WHAT IS NEEDED: Copy out each record below, exactly as given.

◆ ◆ ◆ ◆ ◆ ◆ ◆

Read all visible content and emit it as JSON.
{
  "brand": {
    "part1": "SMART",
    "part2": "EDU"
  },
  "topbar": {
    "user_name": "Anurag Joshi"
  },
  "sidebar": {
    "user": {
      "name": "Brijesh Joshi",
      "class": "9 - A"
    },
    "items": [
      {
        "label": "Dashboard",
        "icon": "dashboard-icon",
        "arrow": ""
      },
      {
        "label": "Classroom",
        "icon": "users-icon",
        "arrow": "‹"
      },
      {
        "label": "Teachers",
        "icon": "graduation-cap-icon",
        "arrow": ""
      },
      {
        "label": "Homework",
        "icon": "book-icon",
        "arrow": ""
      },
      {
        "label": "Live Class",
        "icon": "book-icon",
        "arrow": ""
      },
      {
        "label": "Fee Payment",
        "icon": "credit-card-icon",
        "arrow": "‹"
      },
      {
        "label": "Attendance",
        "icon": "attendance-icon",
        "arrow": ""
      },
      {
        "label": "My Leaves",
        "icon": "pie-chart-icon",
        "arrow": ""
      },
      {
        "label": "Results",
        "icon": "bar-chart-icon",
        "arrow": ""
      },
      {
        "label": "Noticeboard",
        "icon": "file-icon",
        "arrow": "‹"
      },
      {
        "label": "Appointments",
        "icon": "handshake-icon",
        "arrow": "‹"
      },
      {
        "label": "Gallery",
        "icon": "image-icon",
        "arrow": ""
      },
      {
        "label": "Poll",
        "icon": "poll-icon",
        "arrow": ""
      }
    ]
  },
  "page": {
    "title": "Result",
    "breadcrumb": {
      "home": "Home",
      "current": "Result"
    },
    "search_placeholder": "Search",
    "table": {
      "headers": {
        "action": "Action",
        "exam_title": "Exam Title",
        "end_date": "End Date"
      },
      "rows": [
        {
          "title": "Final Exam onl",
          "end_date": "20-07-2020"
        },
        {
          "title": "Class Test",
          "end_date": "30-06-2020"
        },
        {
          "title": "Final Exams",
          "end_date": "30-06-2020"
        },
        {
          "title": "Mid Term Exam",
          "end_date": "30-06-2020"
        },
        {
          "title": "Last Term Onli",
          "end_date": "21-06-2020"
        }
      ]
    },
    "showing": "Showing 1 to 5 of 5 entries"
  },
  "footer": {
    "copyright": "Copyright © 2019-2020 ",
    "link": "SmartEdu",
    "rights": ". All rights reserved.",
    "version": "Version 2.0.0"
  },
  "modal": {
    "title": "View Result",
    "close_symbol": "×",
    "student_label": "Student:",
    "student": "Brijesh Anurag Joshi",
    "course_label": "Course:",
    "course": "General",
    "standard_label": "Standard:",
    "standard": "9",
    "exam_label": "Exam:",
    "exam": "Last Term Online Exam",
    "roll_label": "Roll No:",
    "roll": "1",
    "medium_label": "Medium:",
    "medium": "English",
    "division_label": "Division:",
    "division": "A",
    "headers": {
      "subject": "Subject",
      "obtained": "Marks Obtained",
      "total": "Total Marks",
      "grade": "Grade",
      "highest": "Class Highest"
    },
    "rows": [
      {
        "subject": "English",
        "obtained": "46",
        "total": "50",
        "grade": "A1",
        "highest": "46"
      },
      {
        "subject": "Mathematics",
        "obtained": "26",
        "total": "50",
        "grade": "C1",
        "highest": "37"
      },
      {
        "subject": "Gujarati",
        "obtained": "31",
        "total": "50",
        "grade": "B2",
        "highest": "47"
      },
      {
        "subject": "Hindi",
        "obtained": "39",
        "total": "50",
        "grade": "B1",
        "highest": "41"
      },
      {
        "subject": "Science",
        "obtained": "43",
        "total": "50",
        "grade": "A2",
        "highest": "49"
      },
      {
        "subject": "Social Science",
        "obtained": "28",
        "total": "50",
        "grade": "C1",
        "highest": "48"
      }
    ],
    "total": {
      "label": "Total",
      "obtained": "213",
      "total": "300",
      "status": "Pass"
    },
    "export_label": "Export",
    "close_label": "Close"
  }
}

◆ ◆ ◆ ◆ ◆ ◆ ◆

REPLY:
Read all visible content and emit it as JSON.
{
  "brand": {
    "part1": "SMART",
    "part2": "EDU"
  },
  "topbar": {
    "user_name": "Anurag Joshi"
  },
  "sidebar": {
    "user": {
      "name": "Brijesh Joshi",
      "class": "9 - A"
    },
    "items": [
      {
        "label": "Dashboard",
        "icon": "dashboard-icon",
        "arrow": ""
      },
      {
        "label": "Classroom",
        "icon": "users-icon",
        "arrow": "‹"
      },
      {
        "label": "Teachers",
        "icon": "graduation-cap-icon",
        "arrow": ""
      },
      {
        "label": "Homework",
        "icon": "book-icon",
        "arrow": ""
      },
      {
        "label": "Live Class",
        "icon": "book-icon",
        "arrow": ""
      },
      {
        "label": "Fee Payment",
        "icon": "credit-card-icon",
        "arrow": "‹"
      },
      {
        "label": "Attendance",
        "icon": "attendance-icon",
        "arrow": ""
      },
      {
        "label": "My Leaves",
        "icon": "pie-chart-icon",
        "arrow": ""
      },
      {
        "label": "Results",
        "icon": "bar-chart-icon",
        "arrow": ""
      },
      {
        "label": "Noticeboard",
        "icon": "file-icon",
        "arrow": "‹"
      },
      {
        "label": "Appointments",
        "icon": "handshake-icon",
        "arrow": "‹"
      },
      {
        "label": "Gallery",
        "icon": "image-icon",
        "arrow": ""
      },
      {
        "label": "Poll",
        "icon": "poll-icon",
        "arrow": ""
      }
    ]
  },
  "page": {
    "title": "Result",
    "breadcrumb": {
      "home": "Home",
      "current": "Result"
    },
    "search_placeholder": "Search",
    "table": {
      "headers": {
        "action": "Action",
        "exam_title": "Exam Title",
        "end_date": "End Date"
      },
      "rows": [
        {
          "title": "Final Exam onl",
          "end_date": "20-07-2020"
        },
        {
          "title": "Class Test",
          "end_date": "30-06-2020"
        },
        {
          "title": "Final Exams",
          "end_date": "30-06-2020"
        },
        {
          "title": "Mid Term Exam",
          "end_date": "30-06-2020"
        },
        {
          "title": "Last Term Onli",
          "end_date": "21-06-2020"
        }
      ]
    },
    "showing": "Showing 1 to 5 of 5 entries"
  },
  "footer": {
    "copyright": "Copyright © 2019-2020 ",
    "link": "SmartEdu",
    "rights": ". All rights reserved.",
    "version": "Version 2.0.0"
  },
  "modal": {
    "title": "View Result",
    "close_symbol": "×",
    "student_label": "Student:",
    "student": "Brijesh Anurag Joshi",
    "course_label": "Course:",
    "course": "General",
    "standard_label": "Standard:",
    "standard": "9",
    "exam_label": "Exam:",
    "exam": "Last Term Online Exam",
    "roll_label": "Roll No:",
    "roll": "1",
    "medium_label": "Medium:",
    "medium": "English",
    "division_label": "Division:",
    "division": "A",
    "headers": {
      "subject": "Subject",
      "obtained": "Marks Obtained",
      "total": "Total Marks",
      "grade": "Grade",
      "highest": "Class Highest"
    },
    "rows": [
      {
        "subject": "English",
        "obtained": "46",
        "total": "50",
        "grade": "A1",
        "highest": "46"
      },
      {
        "subject": "Mathematics",
        "obtained": "26",
        "total": "50",
        "grade": "C1",
        "highest": "37"
      },
      {
        "subject": "Gujarati",
        "obtained": "31",
        "total": "50",
        "grade": "B2",
        "highest": "47"
      },
      {
        "subject": "Hindi",
        "obtained": "39",
        "total": "50",
        "grade": "B1",
        "highest": "41"
      },
      {
        "subject": "Science",
        "obtained": "43",
        "total": "50",
        "grade": "A2",
        "highest": "49"
      },
      {
        "subject": "Social Science",
        "obtained": "28",
        "total": "50",
        "grade": "C1",
        "highest": "48"
      }
    ],
    "total": {
      "label": "Total",
      "obtained": "213",
      "total": "300",
      "status": "Pass"
    },
    "export_label": "Export",
    "close_label": "Close"
  }
}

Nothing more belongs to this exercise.